▸ **PROBLEM REQUIREMENTS**
The listing that follows should be duplicated character for character.
"""
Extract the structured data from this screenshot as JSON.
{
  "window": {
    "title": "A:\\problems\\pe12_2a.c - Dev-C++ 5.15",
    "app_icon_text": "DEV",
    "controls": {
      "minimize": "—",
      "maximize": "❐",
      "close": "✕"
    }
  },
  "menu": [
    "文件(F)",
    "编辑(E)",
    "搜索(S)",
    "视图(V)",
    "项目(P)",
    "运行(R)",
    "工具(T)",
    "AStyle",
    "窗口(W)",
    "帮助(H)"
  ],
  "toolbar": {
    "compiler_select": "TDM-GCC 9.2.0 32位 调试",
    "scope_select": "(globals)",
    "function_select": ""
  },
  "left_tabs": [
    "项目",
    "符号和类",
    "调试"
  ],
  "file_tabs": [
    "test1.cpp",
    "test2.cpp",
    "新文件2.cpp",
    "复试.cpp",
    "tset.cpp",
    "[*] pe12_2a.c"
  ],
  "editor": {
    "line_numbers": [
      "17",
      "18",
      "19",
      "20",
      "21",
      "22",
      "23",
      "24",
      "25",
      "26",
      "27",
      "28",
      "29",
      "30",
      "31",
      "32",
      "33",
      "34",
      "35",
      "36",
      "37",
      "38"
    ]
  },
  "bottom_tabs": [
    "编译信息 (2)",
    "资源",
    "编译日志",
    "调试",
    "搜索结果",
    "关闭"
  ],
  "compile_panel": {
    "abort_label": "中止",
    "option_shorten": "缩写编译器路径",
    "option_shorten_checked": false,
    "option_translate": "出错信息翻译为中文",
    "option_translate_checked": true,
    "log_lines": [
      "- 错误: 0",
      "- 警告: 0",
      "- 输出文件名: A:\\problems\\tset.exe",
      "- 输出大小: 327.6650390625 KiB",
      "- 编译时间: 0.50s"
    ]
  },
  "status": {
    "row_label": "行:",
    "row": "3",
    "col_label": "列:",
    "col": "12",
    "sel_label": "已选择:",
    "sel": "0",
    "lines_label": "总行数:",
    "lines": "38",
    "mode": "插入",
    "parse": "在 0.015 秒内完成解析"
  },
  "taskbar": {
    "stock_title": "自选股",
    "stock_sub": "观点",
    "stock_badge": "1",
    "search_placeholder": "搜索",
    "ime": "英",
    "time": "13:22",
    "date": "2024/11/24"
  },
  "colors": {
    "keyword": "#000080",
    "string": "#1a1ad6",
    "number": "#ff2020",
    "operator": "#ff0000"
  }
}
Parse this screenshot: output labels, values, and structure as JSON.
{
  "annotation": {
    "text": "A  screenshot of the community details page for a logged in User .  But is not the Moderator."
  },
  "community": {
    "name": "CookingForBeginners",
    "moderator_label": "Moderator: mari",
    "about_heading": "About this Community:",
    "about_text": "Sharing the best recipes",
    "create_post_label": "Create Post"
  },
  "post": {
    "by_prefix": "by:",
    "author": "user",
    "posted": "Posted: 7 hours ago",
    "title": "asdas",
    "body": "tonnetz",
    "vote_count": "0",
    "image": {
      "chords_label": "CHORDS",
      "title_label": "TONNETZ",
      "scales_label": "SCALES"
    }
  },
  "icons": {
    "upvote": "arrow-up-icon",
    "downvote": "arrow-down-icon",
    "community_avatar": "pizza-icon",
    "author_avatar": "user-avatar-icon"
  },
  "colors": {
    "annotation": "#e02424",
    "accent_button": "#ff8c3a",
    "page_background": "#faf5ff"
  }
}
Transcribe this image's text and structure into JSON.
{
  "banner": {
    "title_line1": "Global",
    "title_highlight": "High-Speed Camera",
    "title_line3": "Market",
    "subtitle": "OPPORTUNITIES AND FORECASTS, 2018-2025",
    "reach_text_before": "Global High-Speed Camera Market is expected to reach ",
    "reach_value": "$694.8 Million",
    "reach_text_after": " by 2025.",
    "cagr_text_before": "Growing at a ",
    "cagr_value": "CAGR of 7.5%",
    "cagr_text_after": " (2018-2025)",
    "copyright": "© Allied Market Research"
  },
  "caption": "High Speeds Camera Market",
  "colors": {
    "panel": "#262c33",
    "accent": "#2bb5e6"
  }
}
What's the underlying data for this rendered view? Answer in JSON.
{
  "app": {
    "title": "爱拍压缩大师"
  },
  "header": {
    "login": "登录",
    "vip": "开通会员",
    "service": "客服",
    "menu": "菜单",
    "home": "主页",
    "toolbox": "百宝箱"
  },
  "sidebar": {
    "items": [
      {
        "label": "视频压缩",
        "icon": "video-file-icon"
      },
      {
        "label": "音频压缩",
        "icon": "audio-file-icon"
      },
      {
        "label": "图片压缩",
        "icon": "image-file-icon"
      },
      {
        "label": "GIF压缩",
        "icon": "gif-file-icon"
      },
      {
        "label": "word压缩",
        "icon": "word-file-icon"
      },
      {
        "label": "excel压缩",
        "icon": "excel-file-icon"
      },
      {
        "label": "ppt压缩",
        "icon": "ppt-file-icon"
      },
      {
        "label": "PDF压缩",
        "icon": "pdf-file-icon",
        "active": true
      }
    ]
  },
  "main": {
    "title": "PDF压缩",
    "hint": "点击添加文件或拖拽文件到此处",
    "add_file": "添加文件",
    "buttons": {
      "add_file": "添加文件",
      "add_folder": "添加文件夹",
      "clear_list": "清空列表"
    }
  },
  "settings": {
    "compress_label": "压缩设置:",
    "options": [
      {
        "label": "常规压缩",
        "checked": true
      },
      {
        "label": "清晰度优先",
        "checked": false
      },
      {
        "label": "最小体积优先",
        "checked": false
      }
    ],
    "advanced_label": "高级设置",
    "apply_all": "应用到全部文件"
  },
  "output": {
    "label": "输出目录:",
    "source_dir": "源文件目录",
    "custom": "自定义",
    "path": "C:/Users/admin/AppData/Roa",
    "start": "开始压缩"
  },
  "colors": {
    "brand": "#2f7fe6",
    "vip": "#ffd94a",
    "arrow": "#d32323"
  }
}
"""
▸ **RESPONSE**
Extract the structured data from this screenshot as JSON.
{
  "window": {
    "title": "A:\\problems\\pe12_2a.c - Dev-C++ 5.15",
    "app_icon_text": "DEV",
    "controls": {
      "minimize": "—",
      "maximize": "❐",
      "close": "✕"
    }
  },
  "menu": [
    "文件(F)",
    "编辑(E)",
    "搜索(S)",
    "视图(V)",
    "项目(P)",
    "运行(R)",
    "工具(T)",
    "AStyle",
    "窗口(W)",
    "帮助(H)"
  ],
  "toolbar": {
    "compiler_select": "TDM-GCC 9.2.0 32位 调试",
    "scope_select": "(globals)",
    "function_select": ""
  },
  "left_tabs": [
    "项目",
    "符号和类",
    "调试"
  ],
  "file_tabs": [
    "test1.cpp",
    "test2.cpp",
    "新文件2.cpp",
    "复试.cpp",
    "tset.cpp",
    "[*] pe12_2a.c"
  ],
  "editor": {
    "line_numbers": [
      "17",
      "18",
      "19",
      "20",
      "21",
      "22",
      "23",
      "24",
      "25",
      "26",
      "27",
      "28",
      "29",
      "30",
      "31",
      "32",
      "33",
      "34",
      "35",
      "36",
      "37",
      "38"
    ]
  },
  "bottom_tabs": [
    "编译信息 (2)",
    "资源",
    "编译日志",
    "调试",
    "搜索结果",
    "关闭"
  ],
  "compile_panel": {
    "abort_label": "中止",
    "option_shorten": "缩写编译器路径",
    "option_shorten_checked": false,
    "option_translate": "出错信息翻译为中文",
    "option_translate_checked": true,
    "log_lines": [
      "- 错误: 0",
      "- 警告: 0",
      "- 输出文件名: A:\\problems\\tset.exe",
      "- 输出大小: 327.6650390625 KiB",
      "- 编译时间: 0.50s"
    ]
  },
  "status": {
    "row_label": "行:",
    "row": "3",
    "col_label": "列:",
    "col": "12",
    "sel_label": "已选择:",
    "sel": "0",
    "lines_label": "总行数:",
    "lines": "38",
    "mode": "插入",
    "parse": "在 0.015 秒内完成解析"
  },
  "taskbar": {
    "stock_title": "自选股",
    "stock_sub": "观点",
    "stock_badge": "1",
    "search_placeholder": "搜索",
    "ime": "英",
    "time": "13:22",
    "date": "2024/11/24"
  },
  "colors": {
    "keyword": "#000080",
    "string": "#1a1ad6",
    "number": "#ff2020",
    "operator": "#ff0000"
  }
}
Parse this screenshot: output labels, values, and structure as JSON.
{
  "annotation": {
    "text": "A  screenshot of the community details page for a logged in User .  But is not the Moderator."
  },
  "community": {
    "name": "CookingForBeginners",
    "moderator_label": "Moderator: mari",
    "about_heading": "About this Community:",
    "about_text": "Sharing the best recipes",
    "create_post_label": "Create Post"
  },
  "post": {
    "by_prefix": "by:",
    "author": "user",
    "posted": "Posted: 7 hours ago",
    "title": "asdas",
    "body": "tonnetz",
    "vote_count": "0",
    "image": {
      "chords_label": "CHORDS",
      "title_label": "TONNETZ",
      "scales_label": "SCALES"
    }
  },
  "icons": {
    "upvote": "arrow-up-icon",
    "downvote": "arrow-down-icon",
    "community_avatar": "pizza-icon",
    "author_avatar": "user-avatar-icon"
  },
  "colors": {
    "annotation": "#e02424",
    "accent_button": "#ff8c3a",
    "page_background": "#faf5ff"
  }
}
Transcribe this image's text and structure into JSON.
{
  "banner": {
    "title_line1": "Global",
    "title_highlight": "High-Speed Camera",
    "title_line3": "Market",
    "subtitle": "OPPORTUNITIES AND FORECASTS, 2018-2025",
    "reach_text_before": "Global High-Speed Camera Market is expected to reach ",
    "reach_value": "$694.8 Million",
    "reach_text_after": " by 2025.",
    "cagr_text_before": "Growing at a ",
    "cagr_value": "CAGR of 7.5%",
    "cagr_text_after": " (2018-2025)",
    "copyright": "© Allied Market Research"
  },
  "caption": "High Speeds Camera Market",
  "colors": {
    "panel": "#262c33",
    "accent": "#2bb5e6"
  }
}
What's the underlying data for this rendered view? Answer in JSON.
{
  "app": {
    "title": "爱拍压缩大师"
  },
  "header": {
    "login": "登录",
    "vip": "开通会员",
    "service": "客服",
    "menu": "菜单",
    "home": "主页",
    "toolbox": "百宝箱"
  },
  "sidebar": {
    "items": [
      {
        "label": "视频压缩",
        "icon": "video-file-icon"
      },
      {
        "label": "音频压缩",
        "icon": "audio-file-icon"
      },
      {
        "label": "图片压缩",
        "icon": "image-file-icon"
      },
      {
        "label": "GIF压缩",
        "icon": "gif-file-icon"
      },
      {
        "label": "word压缩",
        "icon": "word-file-icon"
      },
      {
        "label": "excel压缩",
        "icon": "excel-file-icon"
      },
      {
        "label": "ppt压缩",
        "icon": "ppt-file-icon"
      },
      {
        "label": "PDF压缩",
        "icon": "pdf-file-icon",
        "active": true
      }
    ]
  },
  "main": {
    "title": "PDF压缩",
    "hint": "点击添加文件或拖拽文件到此处",
    "add_file": "添加文件",
    "buttons": {
      "add_file": "添加文件",
      "add_folder": "添加文件夹",
      "clear_list": "清空列表"
    }
  },
  "settings": {
    "compress_label": "压缩设置:",
    "options": [
      {
        "label": "常规压缩",
        "checked": true
      },
      {
        "label": "清晰度优先",
        "checked": false
      },
      {
        "label": "最小体积优先",
        "checked": false
      }
    ],
    "advanced_label": "高级设置",
    "apply_all": "应用到全部文件"
  },
  "output": {
    "label": "输出目录:",
    "source_dir": "源文件目录",
    "custom": "自定义",
    "path": "C:/Users/admin/AppData/Roa",
    "start": "开始压缩"
  },
  "colors": {
    "brand": "#2f7fe6",
    "vip": "#ffd94a",
    "arrow": "#d32323"
  }
}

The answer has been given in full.